====== Given entries ======

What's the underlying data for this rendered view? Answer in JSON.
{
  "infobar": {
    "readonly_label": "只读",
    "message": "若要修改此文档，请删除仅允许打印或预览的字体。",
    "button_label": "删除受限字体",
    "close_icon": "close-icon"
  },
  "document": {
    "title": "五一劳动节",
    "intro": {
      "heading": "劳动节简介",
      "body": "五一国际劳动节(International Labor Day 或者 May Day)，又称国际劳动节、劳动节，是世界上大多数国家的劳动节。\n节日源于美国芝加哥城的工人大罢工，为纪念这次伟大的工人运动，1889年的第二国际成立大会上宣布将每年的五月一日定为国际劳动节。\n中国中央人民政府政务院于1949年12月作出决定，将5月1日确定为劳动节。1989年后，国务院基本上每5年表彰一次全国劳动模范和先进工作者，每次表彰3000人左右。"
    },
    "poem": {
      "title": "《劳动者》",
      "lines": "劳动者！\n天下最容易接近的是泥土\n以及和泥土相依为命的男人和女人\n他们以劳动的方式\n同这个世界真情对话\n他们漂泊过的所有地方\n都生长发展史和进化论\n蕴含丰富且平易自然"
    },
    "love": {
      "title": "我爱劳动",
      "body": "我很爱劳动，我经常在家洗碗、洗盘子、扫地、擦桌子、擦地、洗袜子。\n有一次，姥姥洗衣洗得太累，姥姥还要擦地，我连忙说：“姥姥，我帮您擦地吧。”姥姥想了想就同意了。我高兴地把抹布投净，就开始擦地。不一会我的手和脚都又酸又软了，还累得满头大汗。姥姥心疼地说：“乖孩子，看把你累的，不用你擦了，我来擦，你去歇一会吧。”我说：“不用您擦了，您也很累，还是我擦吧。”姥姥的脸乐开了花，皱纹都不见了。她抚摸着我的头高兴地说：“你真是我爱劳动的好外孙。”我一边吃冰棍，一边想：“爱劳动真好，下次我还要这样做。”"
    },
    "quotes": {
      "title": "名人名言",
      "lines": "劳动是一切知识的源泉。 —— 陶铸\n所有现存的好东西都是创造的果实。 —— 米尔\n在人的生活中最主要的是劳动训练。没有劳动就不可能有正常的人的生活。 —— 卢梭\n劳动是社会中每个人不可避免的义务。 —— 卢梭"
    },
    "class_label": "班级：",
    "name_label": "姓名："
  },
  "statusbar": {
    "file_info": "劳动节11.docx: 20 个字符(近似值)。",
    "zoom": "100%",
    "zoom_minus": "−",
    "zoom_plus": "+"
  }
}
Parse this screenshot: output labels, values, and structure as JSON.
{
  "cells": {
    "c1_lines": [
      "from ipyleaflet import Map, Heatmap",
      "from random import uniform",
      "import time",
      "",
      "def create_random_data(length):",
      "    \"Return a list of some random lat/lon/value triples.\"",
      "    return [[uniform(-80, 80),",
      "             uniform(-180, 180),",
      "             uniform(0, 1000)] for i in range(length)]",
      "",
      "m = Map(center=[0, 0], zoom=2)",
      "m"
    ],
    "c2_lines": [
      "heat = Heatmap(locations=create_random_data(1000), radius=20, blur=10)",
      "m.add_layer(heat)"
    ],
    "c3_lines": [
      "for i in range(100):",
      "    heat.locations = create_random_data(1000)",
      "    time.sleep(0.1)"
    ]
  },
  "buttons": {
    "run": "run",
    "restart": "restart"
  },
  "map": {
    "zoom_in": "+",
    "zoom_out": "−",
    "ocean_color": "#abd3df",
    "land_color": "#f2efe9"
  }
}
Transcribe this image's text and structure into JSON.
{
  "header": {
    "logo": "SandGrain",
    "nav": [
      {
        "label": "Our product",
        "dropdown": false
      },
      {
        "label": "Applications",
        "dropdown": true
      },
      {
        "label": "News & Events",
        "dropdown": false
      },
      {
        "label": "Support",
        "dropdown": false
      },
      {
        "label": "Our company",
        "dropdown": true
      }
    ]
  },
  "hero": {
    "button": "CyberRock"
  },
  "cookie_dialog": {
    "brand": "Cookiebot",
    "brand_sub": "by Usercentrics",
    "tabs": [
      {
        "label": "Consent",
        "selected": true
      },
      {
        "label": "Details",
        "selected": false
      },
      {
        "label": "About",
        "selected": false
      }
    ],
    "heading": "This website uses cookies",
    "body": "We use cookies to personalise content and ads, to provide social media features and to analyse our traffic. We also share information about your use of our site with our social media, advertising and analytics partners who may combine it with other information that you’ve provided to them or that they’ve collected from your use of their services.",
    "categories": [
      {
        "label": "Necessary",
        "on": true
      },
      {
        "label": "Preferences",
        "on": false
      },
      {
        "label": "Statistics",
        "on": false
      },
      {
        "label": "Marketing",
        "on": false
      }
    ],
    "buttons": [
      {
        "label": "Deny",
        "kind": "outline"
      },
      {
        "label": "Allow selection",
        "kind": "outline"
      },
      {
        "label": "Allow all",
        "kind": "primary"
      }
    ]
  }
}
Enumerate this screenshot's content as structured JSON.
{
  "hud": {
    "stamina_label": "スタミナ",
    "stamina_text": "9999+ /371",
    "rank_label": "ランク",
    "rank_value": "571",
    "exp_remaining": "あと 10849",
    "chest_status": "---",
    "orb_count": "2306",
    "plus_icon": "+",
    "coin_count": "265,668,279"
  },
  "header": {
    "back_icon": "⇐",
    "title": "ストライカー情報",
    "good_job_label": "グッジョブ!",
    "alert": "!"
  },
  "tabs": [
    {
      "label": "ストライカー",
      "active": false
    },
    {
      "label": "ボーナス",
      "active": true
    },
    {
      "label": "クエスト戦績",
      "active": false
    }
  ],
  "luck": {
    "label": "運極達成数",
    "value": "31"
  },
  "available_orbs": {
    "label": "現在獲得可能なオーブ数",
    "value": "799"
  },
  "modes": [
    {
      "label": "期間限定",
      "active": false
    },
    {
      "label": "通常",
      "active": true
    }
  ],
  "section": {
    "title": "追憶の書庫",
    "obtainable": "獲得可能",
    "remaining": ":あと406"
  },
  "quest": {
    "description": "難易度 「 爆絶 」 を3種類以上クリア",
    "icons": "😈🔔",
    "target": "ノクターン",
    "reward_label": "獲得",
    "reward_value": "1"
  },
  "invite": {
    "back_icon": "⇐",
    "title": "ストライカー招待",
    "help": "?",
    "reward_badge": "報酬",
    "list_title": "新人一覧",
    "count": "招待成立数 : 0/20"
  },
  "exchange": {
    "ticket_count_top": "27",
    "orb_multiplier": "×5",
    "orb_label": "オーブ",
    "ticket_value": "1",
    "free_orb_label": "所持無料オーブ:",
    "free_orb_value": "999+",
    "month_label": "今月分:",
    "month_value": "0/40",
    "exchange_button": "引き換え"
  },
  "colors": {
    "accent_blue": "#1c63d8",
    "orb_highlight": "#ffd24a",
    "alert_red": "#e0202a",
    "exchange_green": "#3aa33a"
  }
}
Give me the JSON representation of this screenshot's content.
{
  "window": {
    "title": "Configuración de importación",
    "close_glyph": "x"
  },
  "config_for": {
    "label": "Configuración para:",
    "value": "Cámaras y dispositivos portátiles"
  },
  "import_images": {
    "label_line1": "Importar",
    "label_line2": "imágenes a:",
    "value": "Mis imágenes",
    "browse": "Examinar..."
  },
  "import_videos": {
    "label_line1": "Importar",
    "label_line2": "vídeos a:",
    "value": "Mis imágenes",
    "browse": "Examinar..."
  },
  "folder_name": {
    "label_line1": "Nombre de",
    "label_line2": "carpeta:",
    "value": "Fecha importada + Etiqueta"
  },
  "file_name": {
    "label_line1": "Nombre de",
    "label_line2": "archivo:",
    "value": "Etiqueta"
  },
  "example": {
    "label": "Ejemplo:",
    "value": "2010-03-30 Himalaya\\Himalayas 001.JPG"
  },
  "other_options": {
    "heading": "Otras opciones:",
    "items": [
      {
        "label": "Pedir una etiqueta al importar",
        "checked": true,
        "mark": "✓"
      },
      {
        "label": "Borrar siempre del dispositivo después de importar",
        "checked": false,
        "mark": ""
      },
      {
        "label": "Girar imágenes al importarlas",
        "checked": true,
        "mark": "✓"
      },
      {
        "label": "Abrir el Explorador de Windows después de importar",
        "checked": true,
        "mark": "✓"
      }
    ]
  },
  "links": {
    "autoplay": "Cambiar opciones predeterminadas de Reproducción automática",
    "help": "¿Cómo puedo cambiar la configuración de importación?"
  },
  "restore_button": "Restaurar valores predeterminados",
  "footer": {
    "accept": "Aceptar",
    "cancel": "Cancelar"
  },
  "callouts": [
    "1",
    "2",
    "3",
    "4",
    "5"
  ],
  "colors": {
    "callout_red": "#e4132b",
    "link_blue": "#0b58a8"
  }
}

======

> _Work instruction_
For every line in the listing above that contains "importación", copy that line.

> _Answer below_
    "title": "Configuración de importación",
    "help": "¿Cómo puedo cambiar la configuración de importación?"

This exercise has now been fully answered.